“33% of Americans say they’ll consider switching companies after just a single instance of poor service.” (American Express)

By recovering a poor customer experience, you’ll demonstrate your ability to solve problems, increase clients’ loyalty and show your genuine concern. Additionally, maintaining a customer relationship is key as retaining customers is much cheaper, in time and money, than attracting new ones.

Negative customer experiences usually arise under two scenarios: product problems (such as bugs and usability tests) and unsatisfactory support. Whatever the way it arrives to you, the pain for your customers is the same and has to be taken seriously. From your choice of words, to managing your emotions and providing appropriate responses, these tips will help you recover from a bad customer experience.

Let them vent

Your customer clearly is angry or frustrated, which means that you need to counteract that emotion by being the calm one. Always remember, the client is not mad at you, but rather at the company - so don’t take it personally. Allowing your customers to freely vent and express their frustrations shows them you’re here to listen and help. A good methodology for that is delicately asking them questions to determine what their problem actually is. This is your opportunity to find a remedy to the issue they are experiencing, while offering your users a safe place to alleviate the pressure.

Invest your time and keep it sincere

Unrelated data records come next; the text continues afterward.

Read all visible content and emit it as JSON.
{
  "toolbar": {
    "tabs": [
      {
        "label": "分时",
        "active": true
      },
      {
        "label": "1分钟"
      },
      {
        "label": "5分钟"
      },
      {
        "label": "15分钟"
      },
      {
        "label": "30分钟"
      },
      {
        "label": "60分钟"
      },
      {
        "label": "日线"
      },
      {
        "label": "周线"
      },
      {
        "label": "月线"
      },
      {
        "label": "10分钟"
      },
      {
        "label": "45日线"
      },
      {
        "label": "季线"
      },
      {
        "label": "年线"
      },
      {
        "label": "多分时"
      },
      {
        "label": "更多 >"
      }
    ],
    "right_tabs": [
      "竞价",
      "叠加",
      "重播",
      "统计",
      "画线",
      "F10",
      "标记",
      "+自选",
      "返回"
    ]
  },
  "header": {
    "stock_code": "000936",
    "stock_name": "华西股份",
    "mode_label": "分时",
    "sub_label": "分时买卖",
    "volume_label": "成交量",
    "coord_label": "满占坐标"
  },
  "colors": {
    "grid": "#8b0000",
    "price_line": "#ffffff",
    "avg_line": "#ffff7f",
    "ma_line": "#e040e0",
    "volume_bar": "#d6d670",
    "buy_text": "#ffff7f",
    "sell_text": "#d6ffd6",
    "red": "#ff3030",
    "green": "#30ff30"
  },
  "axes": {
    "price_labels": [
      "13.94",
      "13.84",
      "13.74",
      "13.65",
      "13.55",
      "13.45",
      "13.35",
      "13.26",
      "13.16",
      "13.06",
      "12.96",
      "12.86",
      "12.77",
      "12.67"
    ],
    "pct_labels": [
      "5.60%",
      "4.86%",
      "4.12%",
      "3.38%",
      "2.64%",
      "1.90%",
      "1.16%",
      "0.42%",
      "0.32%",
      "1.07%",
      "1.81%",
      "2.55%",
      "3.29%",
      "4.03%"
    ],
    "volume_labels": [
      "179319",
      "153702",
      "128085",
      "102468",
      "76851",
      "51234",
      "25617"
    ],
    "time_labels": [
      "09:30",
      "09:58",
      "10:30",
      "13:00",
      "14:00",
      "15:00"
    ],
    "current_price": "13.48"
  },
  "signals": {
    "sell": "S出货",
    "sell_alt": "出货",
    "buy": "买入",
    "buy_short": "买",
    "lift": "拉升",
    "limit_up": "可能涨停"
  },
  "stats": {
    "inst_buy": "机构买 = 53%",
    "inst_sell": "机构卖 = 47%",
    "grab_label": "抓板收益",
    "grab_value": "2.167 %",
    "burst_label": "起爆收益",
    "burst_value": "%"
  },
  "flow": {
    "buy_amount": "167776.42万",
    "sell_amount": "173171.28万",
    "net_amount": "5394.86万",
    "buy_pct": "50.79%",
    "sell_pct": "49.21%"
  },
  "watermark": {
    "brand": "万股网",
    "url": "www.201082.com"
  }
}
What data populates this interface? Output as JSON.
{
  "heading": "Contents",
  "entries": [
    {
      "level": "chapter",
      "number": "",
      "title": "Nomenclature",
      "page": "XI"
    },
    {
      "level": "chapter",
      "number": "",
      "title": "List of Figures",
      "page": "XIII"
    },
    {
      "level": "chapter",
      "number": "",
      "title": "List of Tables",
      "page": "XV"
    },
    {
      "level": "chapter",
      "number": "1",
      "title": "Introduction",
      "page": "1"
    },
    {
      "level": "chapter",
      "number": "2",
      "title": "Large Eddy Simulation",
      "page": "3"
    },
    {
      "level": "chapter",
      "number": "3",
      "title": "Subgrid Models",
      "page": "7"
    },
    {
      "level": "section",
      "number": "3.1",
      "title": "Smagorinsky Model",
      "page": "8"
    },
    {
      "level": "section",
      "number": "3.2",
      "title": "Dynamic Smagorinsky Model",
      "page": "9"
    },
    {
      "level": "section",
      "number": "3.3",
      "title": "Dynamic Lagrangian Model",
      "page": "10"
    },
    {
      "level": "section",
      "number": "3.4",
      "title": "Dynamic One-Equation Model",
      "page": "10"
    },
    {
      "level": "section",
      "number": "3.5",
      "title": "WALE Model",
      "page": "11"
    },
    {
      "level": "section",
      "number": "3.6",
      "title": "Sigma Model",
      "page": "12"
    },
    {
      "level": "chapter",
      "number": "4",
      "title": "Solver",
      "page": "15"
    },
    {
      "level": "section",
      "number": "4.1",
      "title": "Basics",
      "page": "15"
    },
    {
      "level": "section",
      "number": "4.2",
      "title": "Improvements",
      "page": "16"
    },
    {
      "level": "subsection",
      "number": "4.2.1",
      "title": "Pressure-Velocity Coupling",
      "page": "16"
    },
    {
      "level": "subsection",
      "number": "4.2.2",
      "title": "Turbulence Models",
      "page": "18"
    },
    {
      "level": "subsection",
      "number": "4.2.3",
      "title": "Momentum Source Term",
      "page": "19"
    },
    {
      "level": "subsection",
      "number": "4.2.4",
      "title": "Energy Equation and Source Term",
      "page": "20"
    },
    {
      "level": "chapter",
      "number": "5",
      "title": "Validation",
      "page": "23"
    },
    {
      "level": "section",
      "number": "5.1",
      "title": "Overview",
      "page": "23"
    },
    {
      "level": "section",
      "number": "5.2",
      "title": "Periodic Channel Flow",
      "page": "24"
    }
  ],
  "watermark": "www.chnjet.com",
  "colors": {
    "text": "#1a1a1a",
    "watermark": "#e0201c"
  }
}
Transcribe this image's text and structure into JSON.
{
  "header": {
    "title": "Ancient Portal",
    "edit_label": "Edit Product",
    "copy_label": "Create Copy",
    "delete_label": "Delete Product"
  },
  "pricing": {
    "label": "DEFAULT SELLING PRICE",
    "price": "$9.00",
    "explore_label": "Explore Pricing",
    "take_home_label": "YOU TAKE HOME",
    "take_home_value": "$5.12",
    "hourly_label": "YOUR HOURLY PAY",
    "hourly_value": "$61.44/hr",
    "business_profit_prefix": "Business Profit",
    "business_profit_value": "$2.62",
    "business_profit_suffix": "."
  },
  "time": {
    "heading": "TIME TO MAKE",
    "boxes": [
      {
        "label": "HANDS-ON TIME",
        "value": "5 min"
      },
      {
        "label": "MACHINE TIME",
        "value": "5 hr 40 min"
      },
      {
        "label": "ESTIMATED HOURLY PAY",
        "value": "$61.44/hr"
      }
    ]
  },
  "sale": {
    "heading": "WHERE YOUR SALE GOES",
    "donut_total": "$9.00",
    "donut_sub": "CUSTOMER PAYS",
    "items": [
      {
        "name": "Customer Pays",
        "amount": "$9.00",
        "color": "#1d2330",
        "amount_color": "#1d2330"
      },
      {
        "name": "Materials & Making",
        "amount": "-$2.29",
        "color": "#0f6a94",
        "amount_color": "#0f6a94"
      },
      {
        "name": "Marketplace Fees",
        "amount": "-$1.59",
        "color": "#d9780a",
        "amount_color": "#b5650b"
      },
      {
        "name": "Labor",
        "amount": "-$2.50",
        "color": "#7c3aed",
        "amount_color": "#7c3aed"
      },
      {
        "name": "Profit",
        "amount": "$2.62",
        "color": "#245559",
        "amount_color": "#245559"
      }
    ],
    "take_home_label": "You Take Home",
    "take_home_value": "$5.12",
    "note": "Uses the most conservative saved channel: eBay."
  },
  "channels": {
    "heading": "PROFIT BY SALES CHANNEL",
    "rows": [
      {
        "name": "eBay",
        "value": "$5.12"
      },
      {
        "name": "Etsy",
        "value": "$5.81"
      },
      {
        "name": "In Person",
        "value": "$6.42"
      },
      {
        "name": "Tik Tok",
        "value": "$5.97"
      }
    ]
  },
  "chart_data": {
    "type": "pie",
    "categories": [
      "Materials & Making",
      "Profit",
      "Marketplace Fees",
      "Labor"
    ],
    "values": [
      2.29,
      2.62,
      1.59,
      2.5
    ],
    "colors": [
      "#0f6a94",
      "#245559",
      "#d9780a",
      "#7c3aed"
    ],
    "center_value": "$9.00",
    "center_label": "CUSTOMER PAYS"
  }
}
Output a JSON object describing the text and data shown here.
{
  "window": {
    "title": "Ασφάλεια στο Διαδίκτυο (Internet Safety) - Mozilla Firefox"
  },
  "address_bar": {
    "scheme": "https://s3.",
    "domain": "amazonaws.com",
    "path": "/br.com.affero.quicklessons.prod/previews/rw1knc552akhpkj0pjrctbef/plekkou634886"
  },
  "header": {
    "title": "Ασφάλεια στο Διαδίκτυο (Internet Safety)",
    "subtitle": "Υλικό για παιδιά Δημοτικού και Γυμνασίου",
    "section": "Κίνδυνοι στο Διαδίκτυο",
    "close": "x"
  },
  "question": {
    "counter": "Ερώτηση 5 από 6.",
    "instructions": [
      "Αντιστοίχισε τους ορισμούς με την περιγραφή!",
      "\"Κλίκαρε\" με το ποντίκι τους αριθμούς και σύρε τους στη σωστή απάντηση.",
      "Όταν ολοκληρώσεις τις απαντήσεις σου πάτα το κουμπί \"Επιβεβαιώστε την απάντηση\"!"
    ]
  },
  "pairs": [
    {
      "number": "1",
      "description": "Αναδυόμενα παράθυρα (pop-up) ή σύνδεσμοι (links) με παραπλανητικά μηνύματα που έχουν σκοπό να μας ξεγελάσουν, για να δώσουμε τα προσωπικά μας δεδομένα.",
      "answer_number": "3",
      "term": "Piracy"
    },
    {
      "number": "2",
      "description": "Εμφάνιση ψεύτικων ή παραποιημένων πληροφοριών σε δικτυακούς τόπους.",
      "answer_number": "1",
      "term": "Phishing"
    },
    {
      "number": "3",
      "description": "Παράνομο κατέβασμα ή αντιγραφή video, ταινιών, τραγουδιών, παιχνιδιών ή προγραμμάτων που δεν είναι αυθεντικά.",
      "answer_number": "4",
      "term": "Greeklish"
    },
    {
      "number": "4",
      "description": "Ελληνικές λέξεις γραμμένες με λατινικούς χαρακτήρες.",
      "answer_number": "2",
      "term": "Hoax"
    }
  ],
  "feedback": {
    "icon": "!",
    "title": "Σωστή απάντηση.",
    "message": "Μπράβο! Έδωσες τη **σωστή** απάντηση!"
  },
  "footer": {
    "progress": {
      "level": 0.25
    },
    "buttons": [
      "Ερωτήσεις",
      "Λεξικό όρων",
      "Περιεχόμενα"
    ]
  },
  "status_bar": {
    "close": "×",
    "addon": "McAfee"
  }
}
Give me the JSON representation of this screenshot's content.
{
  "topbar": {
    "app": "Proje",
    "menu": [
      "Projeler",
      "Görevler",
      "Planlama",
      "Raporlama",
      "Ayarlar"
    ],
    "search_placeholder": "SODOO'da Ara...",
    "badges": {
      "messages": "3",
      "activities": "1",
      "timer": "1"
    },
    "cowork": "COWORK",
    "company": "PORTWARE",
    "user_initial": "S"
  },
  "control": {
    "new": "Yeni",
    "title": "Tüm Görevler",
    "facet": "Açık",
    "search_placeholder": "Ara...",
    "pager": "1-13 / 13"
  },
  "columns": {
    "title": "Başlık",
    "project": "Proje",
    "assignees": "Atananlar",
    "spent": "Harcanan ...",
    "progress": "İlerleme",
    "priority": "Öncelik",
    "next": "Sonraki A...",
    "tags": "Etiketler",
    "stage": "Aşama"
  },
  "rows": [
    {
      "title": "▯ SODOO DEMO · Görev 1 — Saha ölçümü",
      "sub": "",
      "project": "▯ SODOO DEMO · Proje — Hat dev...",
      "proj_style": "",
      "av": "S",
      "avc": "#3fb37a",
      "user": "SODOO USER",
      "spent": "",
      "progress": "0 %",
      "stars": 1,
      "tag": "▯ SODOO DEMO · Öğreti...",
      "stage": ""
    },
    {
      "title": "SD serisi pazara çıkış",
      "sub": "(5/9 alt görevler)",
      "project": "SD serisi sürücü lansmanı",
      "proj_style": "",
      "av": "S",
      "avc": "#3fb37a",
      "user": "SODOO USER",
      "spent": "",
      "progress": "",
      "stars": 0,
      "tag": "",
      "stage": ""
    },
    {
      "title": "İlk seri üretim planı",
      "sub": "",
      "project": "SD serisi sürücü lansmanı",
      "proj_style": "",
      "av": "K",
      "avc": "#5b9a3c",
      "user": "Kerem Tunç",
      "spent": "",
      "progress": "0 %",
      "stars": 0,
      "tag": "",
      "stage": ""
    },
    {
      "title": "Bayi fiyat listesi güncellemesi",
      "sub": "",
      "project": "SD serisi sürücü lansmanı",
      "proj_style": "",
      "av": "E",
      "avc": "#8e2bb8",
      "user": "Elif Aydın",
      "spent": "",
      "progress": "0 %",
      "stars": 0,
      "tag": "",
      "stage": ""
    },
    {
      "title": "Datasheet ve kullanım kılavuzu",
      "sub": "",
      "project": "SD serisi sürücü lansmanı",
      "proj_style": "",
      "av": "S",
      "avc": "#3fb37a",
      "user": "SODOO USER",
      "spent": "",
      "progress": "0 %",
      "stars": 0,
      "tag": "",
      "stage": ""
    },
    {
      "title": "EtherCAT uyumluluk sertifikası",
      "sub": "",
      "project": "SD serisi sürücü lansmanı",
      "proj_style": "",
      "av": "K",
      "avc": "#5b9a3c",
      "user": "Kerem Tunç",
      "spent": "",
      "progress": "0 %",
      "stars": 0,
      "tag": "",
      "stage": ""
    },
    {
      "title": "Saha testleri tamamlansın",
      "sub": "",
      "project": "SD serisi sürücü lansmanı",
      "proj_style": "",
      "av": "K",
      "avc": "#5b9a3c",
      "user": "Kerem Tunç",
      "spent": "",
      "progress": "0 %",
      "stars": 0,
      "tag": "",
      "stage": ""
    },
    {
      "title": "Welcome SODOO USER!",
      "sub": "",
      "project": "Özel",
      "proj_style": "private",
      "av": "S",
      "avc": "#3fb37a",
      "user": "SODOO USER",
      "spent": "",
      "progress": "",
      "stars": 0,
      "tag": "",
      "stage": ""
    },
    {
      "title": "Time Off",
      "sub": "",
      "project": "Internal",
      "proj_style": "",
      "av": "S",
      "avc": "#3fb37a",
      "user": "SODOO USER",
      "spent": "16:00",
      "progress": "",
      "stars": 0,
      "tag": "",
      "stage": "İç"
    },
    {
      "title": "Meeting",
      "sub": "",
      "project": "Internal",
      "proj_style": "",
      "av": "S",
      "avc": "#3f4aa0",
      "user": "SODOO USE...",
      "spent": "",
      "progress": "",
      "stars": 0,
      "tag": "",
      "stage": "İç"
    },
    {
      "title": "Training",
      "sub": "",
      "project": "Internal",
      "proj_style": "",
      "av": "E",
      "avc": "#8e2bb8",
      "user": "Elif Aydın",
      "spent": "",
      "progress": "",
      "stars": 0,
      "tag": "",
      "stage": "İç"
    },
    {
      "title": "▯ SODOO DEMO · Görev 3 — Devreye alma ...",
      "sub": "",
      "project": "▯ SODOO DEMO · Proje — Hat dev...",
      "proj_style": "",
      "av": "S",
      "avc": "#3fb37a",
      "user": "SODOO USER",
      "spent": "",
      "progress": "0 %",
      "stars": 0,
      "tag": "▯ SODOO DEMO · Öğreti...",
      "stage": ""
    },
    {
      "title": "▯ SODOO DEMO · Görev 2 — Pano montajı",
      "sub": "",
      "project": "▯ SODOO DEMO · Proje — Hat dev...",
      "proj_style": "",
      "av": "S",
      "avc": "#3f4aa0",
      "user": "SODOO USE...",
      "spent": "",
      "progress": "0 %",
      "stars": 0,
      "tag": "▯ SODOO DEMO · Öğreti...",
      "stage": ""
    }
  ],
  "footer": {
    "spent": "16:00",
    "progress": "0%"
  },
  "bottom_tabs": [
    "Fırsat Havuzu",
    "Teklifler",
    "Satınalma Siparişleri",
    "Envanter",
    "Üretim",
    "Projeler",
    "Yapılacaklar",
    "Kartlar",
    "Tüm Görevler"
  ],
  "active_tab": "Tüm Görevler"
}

Have you ever heard the saying “the greatest gift you can give someone is your time?” This especially applies to your customers. Take time to listen carefully to what they have to say. To understand and defuse the situation, start by putting yourself in your customer’s shoes and seeing the situation through their eyes. Give them the feeling that you’re on their side, all the way through and use thoughtful customer service phrases to drive the conversation in the right direction. Firstly, be professional and don’t leave your customer hanging. They have high expectations during this sensitive moment. Secondly, avoid harsh phrases such as “I am unable to do that for you” or “It’s company rules.” Aim for cool and composed phrases such as “We understand your frustration. We’re here to help you” or “Walk us through the issue you’ve been experiencing and we’ll look into this for you immediately.” Thirdly, if the situation is right, don’t be afraid to apologize for the way they are feeling about the experience. For example “We apologize for any frustration this matter has caused you.” Sincerity and patience will go a long way towards winning your customer back.

Take responsibility

Ever been so frustrated that you caved in and made a spontaneous decision? Customers feel the same way. Negative emotions can lead to them packing up and leaving your company for good. Remember, every customer complaint is not your fault. However, since you are one of the faces of the company, it’s important to take ownership in any slip up. Start by identifying the issues caused by your company and address the matter. Offer a generous and genuine apology and back it up with how you’ll take action.

An excellent example of a company taking responsibility is the apology from snack company IRVINS Salted Egg when one customer found a dead lizard in one of their products. The statement alone had people from all over the web flocking to their Facebook page, and praising them and winning back customer hearts. Here is a snippet of the apology:

quote from irvins salted egg

Consumers expect brands to apologize for any mistakes. So, if Elton John’s hit sums it up nicely with his song “Sorry seems to be the hardest word,” remember that it’s also the most rewarding.